NTI’s Global Health and Security Program Receives Major Grant from Google Foundation
The Google Foundation today announced a $2.5 million grant to NTI’s Global Health and Security Initiative (GHSI) to greatly enhance its work to rapidly detect, identify and respond to infectious disease outbreaks in Southeast Asia. This funding will strengthen GHSI’s global public health agenda, which includes efforts already underway in Southeast Asia and the Middle East. The Global Health and Security Initiative, which develops and implements the biological programs of the Nuclear Threat Initiative (NTI), is working around the world to prevent, detect and respond to biological threats.
“Google.org is deploying their resources, innovative technologies and outstanding personnel to combating emerging threats and making the world a better and safer place,” said former Senator Sam Nunn, co-chairman of NTI. “We view the fight against infectious disease as a security imperative as well as a health imperative. Whether a disease is naturally occurring or intentionally caused, the essential elements of an effective response are to detect the outbreak, diagnose the disease and take the right measures to treat it and contain it – immediately. This exciting partnership with Google will advance our work in building laboratory and epidemiologic capacity in Southeast Asia and can lead by example to enhance global efforts to combat infectious disease in other key regions of the world.”
The initial focus of the work in Southeast Asia will be in countries that are already members of the Mekong Basin Disease Surveillance network (MBDS) -- Cambodia, China, Laos, Myanmar, Thailand and Vietnam.

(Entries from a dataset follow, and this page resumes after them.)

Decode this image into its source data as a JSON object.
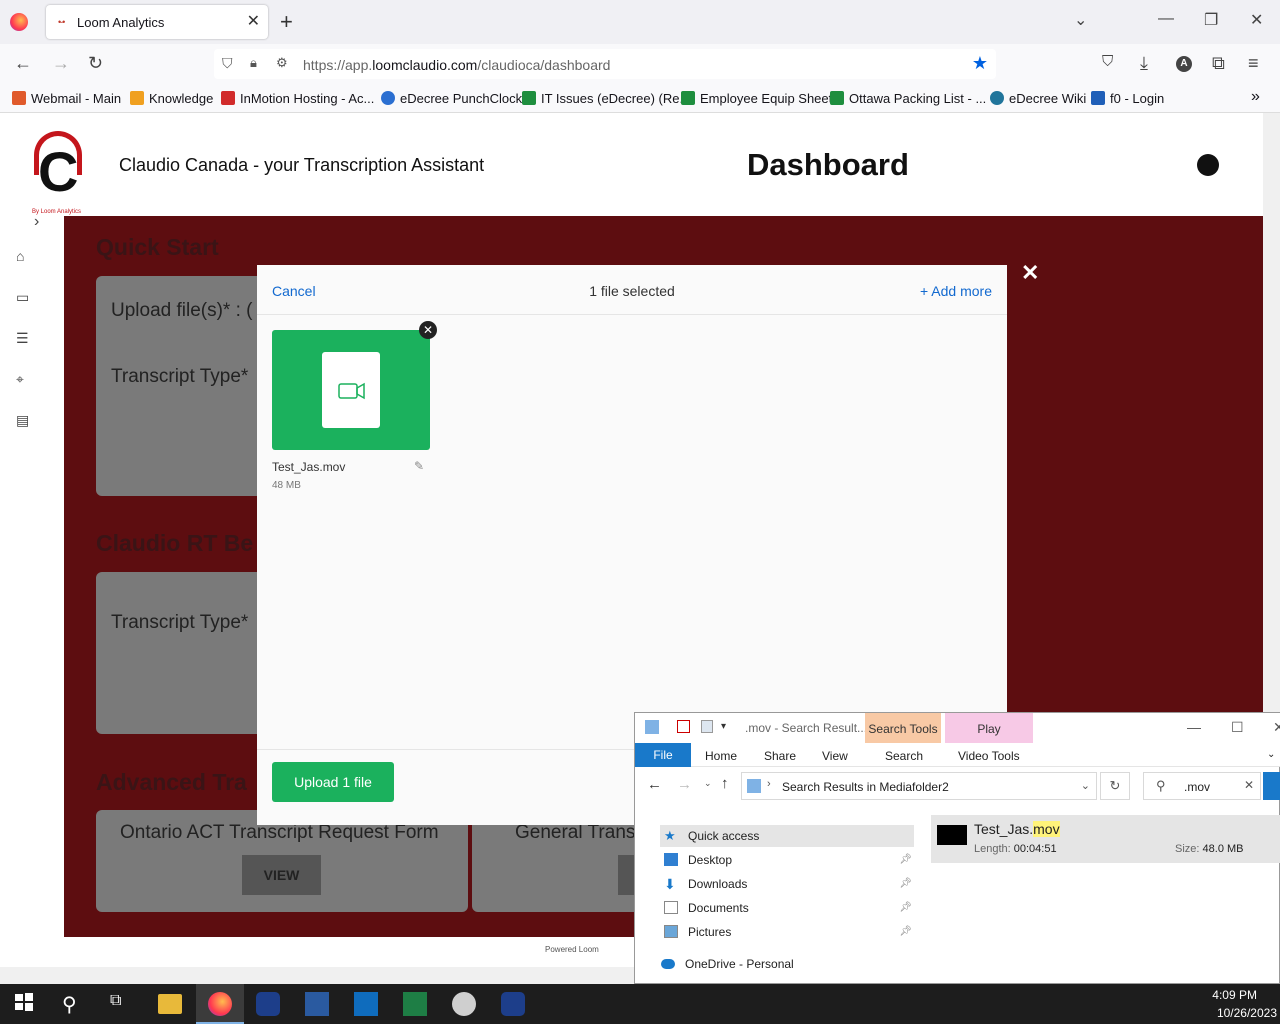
{
  "browser": {
    "tab_title": "Loom Analytics",
    "url_prefix": "https://app.",
    "url_domain": "loomclaudio.com",
    "url_path": "/claudioca/dashboard",
    "bookmarks": [
      {
        "label": "Webmail - Main",
        "color": "#e05a2b"
      },
      {
        "label": "Knowledge",
        "color": "#f0a020"
      },
      {
        "label": "InMotion Hosting - Ac...",
        "color": "#d12b2b"
      },
      {
        "label": "eDecree PunchClock",
        "color": "#2b6fd1"
      },
      {
        "label": "IT Issues (eDecree) (Re...",
        "color": "#1e8e3e"
      },
      {
        "label": "Employee Equip Sheet",
        "color": "#1e8e3e"
      },
      {
        "label": "Ottawa Packing List - ...",
        "color": "#1e8e3e"
      },
      {
        "label": "eDecree Wiki",
        "color": "#21759b"
      },
      {
        "label": "f0 - Login",
        "color": "#1f5fb8"
      }
    ]
  },
  "app": {
    "tagline": "Claudio Canada - your Transcription Assistant",
    "title": "Dashboard",
    "logo_letter": "C",
    "logo_by": "By Loom Analytics",
    "sections": {
      "quick_start": "Quick Start",
      "upload_label": "Upload file(s)* : (",
      "transcript_type": "Transcript Type*",
      "claudio_rt": "Claudio RT Be",
      "transcript_type2": "Transcript Type*",
      "advanced": "Advanced Tra",
      "ontario_form": "Ontario ACT Transcript Request Form",
      "general_form": "General Trans",
      "view": "VIEW",
      "powered": "Powered Loom"
    }
  },
  "modal": {
    "cancel": "Cancel",
    "count": "1 file selected",
    "add_more": "+ Add more",
    "file_name": "Test_Jas.mov",
    "file_size": "48 MB",
    "upload_button": "Upload 1 file"
  },
  "explorer": {
    "title": ".mov - Search Result...",
    "search_tools": "Search Tools",
    "play": "Play",
    "tabs": {
      "file": "File",
      "home": "Home",
      "share": "Share",
      "view": "View",
      "search": "Search",
      "video_tools": "Video Tools"
    },
    "path": "Search Results in Mediafolder2",
    "search_value": ".mov",
    "nav": {
      "quick_access": "Quick access",
      "desktop": "Desktop",
      "downloads": "Downloads",
      "documents": "Documents",
      "pictures": "Pictures",
      "onedrive": "OneDrive - Personal"
    },
    "result": {
      "name_base": "Test_Jas.",
      "name_ext": "mov",
      "length_label": "Length:",
      "length": "00:04:51",
      "size_label": "Size:",
      "size": "48.0 MB"
    }
  },
  "taskbar": {
    "time": "4:09 PM",
    "date": "10/26/2023"
  }
}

NTI’s Global Health and Security Initiative, in partnership with the Rockefeller Foundation, has been working with these countries to sponsor national and regional exercises that test their capabilities to respond to a possible human influenza pandemic, among other activities.
With this grant from Google, GHSI will continue to help the regional partners improve laboratory diagnostics capabilities and increase the training of personnel. In addition, GHSI will support the strengthening of a management system to enable these countries to work together as a regional network to reduce the burden of infectious disease for their populations. The grant will also enable GHSI to work with a wider range of partners in the region, including the new Google-sponsored non-profit organization, Innovative Support to Emergencies, Diseases and Disasters (INSTEDD).
“This enhancement of capabilities is very much in the global interest to provide for the early detection and warning of possible worldwide pandemics of infectious disease, such as highly pathogenic influenza,” said Terence Taylor, Director of GHSI.
Middle East Consortium for Infectious Disease Surveillance (MECIDS)
As part of these efforts, GHSI will apply lessons from its work elsewhere in the world, in particular the Middle East, where GHSI is supporting the groundbreaking Middle East Consortium for Infectious Disease Surveillance (MECIDS). In one of the most challenging political and security environments in the world, top public health officials from Israel, Jordan and the Palestinian Authority have been working together side-byside, on a daily basis, developing regional strategies and capabilities to detect, control and respond to infectious disease threats since 2004.
With financial support from the Bill and Melinda Gates Foundation and operating with partners, including the World Bank, the RAND Corporation and IBM, GHSI has been providing financial resources and expertise in support of this network, with hopes of expanding MECIDS to include other Middle East countries.
In an effort to increase the reach of its activities, GHSI also works closely with the International Council for the Life Sciences (ICLS), which promotes biosafety and biosecurity standards and training in the Middle East and North Africa. ICLS was launched in December 2005 with the support of NTI.
Building Global Regional Networks
GHSI hopes to help build a regional network to combat infectious disease in South Asia as well. It has begun working with experts in India and Pakistan and plans to reach out to experts in additional South Asian countries. Contacts have also been made with public health networks in Africa and Latin America with a view toward establishing stronger links between the regional networks to share experience and best practices.
“We believe this effort can help increase the overall global capability for rapid detection and identification of infectious diseases,” said Mr. Taylor.
NTI and GHSI
NTI’s Global Health and Security Initiative works through innovative partnerships worldwide to address the threat of natural pandemics, accidental outbreaks from laboratories and use of biological agents as a weapon. GHSI’s efforts seek to improve disease detection and response and to promote safe practices in biomedical science to secure dangerous pathogens and prevent the misuse of biotechnology information. For more information, please visit www.ghsi.org. The Nuclear Threat Initiative is a charitable organization working to reduce the threats from nuclear, biological and chemical weapons.